**YOUR INSTRUCTIONS**. From the first line to the last, give the records again exactly and skip the pictures.

Records excerpted from a collection:
↓

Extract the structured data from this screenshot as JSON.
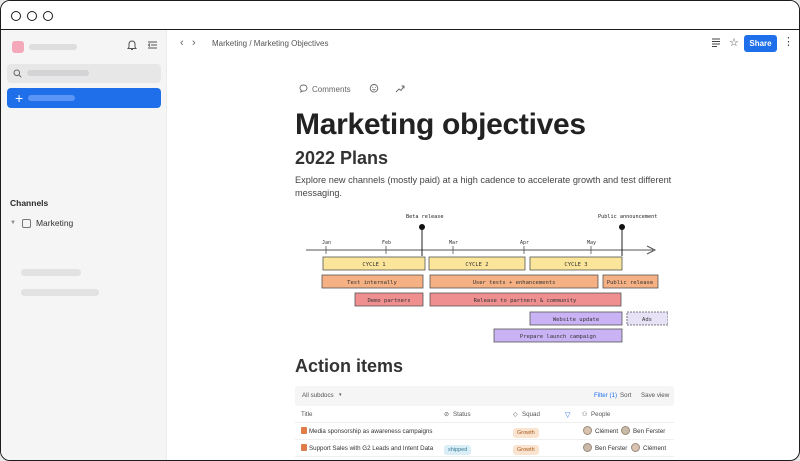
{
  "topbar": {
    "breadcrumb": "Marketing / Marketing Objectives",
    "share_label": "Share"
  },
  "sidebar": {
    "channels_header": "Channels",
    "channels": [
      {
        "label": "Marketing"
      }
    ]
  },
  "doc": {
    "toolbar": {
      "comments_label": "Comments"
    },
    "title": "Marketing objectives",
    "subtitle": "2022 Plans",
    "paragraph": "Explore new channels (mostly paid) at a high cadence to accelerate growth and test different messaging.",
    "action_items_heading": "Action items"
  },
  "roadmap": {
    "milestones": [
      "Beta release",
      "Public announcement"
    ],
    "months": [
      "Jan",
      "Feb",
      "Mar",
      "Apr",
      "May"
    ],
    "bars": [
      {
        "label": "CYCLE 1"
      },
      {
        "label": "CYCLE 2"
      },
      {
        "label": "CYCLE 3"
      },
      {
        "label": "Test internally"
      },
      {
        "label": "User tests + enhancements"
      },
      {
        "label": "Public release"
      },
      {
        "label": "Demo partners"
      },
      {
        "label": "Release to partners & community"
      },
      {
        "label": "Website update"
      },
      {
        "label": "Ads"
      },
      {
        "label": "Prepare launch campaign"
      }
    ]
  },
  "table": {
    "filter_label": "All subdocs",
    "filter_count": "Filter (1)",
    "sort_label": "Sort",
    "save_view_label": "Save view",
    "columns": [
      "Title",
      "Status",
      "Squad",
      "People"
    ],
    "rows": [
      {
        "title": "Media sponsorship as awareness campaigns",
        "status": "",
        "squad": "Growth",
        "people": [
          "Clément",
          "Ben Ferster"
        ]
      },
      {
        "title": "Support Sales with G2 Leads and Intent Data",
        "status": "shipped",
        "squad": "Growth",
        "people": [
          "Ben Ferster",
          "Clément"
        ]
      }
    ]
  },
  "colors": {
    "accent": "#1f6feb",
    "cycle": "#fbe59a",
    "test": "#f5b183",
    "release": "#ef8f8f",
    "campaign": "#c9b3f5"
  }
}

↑

**WRITTEN ANSWER**.
Extract the structured data from this screenshot as JSON.
{
  "topbar": {
    "breadcrumb": "Marketing / Marketing Objectives",
    "share_label": "Share"
  },
  "sidebar": {
    "channels_header": "Channels",
    "channels": [
      {
        "label": "Marketing"
      }
    ]
  },
  "doc": {
    "toolbar": {
      "comments_label": "Comments"
    },
    "title": "Marketing objectives",
    "subtitle": "2022 Plans",
    "paragraph": "Explore new channels (mostly paid) at a high cadence to accelerate growth and test different messaging.",
    "action_items_heading": "Action items"
  },
  "roadmap": {
    "milestones": [
      "Beta release",
      "Public announcement"
    ],
    "months": [
      "Jan",
      "Feb",
      "Mar",
      "Apr",
      "May"
    ],
    "bars": [
      {
        "label": "CYCLE 1"
      },
      {
        "label": "CYCLE 2"
      },
      {
        "label": "CYCLE 3"
      },
      {
        "label": "Test internally"
      },
      {
        "label": "User tests + enhancements"
      },
      {
        "label": "Public release"
      },
      {
        "label": "Demo partners"
      },
      {
        "label": "Release to partners & community"
      },
      {
        "label": "Website update"
      },
      {
        "label": "Ads"
      },
      {
        "label": "Prepare launch campaign"
      }
    ]
  },
  "table": {
    "filter_label": "All subdocs",
    "filter_count": "Filter (1)",
    "sort_label": "Sort",
    "save_view_label": "Save view",
    "columns": [
      "Title",
      "Status",
      "Squad",
      "People"
    ],
    "rows": [
      {
        "title": "Media sponsorship as awareness campaigns",
        "status": "",
        "squad": "Growth",
        "people": [
          "Clément",
          "Ben Ferster"
        ]
      },
      {
        "title": "Support Sales with G2 Leads and Intent Data",
        "status": "shipped",
        "squad": "Growth",
        "people": [
          "Ben Ferster",
          "Clément"
        ]
      }
    ]
  },
  "colors": {
    "accent": "#1f6feb",
    "cycle": "#fbe59a",
    "test": "#f5b183",
    "release": "#ef8f8f",
    "campaign": "#c9b3f5"
  }
}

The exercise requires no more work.